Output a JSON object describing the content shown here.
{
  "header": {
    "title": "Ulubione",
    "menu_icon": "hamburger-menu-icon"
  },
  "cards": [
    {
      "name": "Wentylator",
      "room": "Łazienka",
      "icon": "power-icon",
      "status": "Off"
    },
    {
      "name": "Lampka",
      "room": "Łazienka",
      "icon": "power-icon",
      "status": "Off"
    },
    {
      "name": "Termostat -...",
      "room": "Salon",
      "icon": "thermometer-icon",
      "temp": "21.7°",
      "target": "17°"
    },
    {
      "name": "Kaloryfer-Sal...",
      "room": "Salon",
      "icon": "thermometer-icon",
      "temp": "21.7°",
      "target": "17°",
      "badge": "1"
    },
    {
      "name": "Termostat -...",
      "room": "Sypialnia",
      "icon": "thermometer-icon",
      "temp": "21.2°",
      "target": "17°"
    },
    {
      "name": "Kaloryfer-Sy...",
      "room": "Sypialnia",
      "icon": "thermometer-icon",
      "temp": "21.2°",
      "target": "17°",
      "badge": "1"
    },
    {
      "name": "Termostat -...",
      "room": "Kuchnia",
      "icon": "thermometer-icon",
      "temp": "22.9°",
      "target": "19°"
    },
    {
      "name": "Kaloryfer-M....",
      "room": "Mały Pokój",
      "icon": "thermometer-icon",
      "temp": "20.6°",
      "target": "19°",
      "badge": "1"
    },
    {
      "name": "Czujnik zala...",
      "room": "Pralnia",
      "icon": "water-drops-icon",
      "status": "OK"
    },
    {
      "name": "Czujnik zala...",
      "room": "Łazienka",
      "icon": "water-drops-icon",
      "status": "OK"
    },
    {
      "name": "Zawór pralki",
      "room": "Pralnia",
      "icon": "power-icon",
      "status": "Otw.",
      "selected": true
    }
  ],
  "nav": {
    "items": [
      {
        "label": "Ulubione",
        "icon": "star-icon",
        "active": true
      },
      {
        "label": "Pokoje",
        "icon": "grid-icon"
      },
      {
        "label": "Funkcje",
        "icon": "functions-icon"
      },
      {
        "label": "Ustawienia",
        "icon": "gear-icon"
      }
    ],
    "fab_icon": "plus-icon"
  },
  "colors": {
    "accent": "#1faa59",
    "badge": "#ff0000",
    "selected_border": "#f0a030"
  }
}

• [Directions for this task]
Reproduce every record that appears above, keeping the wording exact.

• [Solution]
Output a JSON object describing the content shown here.
{
  "header": {
    "title": "Ulubione",
    "menu_icon": "hamburger-menu-icon"
  },
  "cards": [
    {
      "name": "Wentylator",
      "room": "Łazienka",
      "icon": "power-icon",
      "status": "Off"
    },
    {
      "name": "Lampka",
      "room": "Łazienka",
      "icon": "power-icon",
      "status": "Off"
    },
    {
      "name": "Termostat -...",
      "room": "Salon",
      "icon": "thermometer-icon",
      "temp": "21.7°",
      "target": "17°"
    },
    {
      "name": "Kaloryfer-Sal...",
      "room": "Salon",
      "icon": "thermometer-icon",
      "temp": "21.7°",
      "target": "17°",
      "badge": "1"
    },
    {
      "name": "Termostat -...",
      "room": "Sypialnia",
      "icon": "thermometer-icon",
      "temp": "21.2°",
      "target": "17°"
    },
    {
      "name": "Kaloryfer-Sy...",
      "room": "Sypialnia",
      "icon": "thermometer-icon",
      "temp": "21.2°",
      "target": "17°",
      "badge": "1"
    },
    {
      "name": "Termostat -...",
      "room": "Kuchnia",
      "icon": "thermometer-icon",
      "temp": "22.9°",
      "target": "19°"
    },
    {
      "name": "Kaloryfer-M....",
      "room": "Mały Pokój",
      "icon": "thermometer-icon",
      "temp": "20.6°",
      "target": "19°",
      "badge": "1"
    },
    {
      "name": "Czujnik zala...",
      "room": "Pralnia",
      "icon": "water-drops-icon",
      "status": "OK"
    },
    {
      "name": "Czujnik zala...",
      "room": "Łazienka",
      "icon": "water-drops-icon",
      "status": "OK"
    },
    {
      "name": "Zawór pralki",
      "room": "Pralnia",
      "icon": "power-icon",
      "status": "Otw.",
      "selected": true
    }
  ],
  "nav": {
    "items": [
      {
        "label": "Ulubione",
        "icon": "star-icon",
        "active": true
      },
      {
        "label": "Pokoje",
        "icon": "grid-icon"
      },
      {
        "label": "Funkcje",
        "icon": "functions-icon"
      },
      {
        "label": "Ustawienia",
        "icon": "gear-icon"
      }
    ],
    "fab_icon": "plus-icon"
  },
  "colors": {
    "accent": "#1faa59",
    "badge": "#ff0000",
    "selected_border": "#f0a030"
  }
}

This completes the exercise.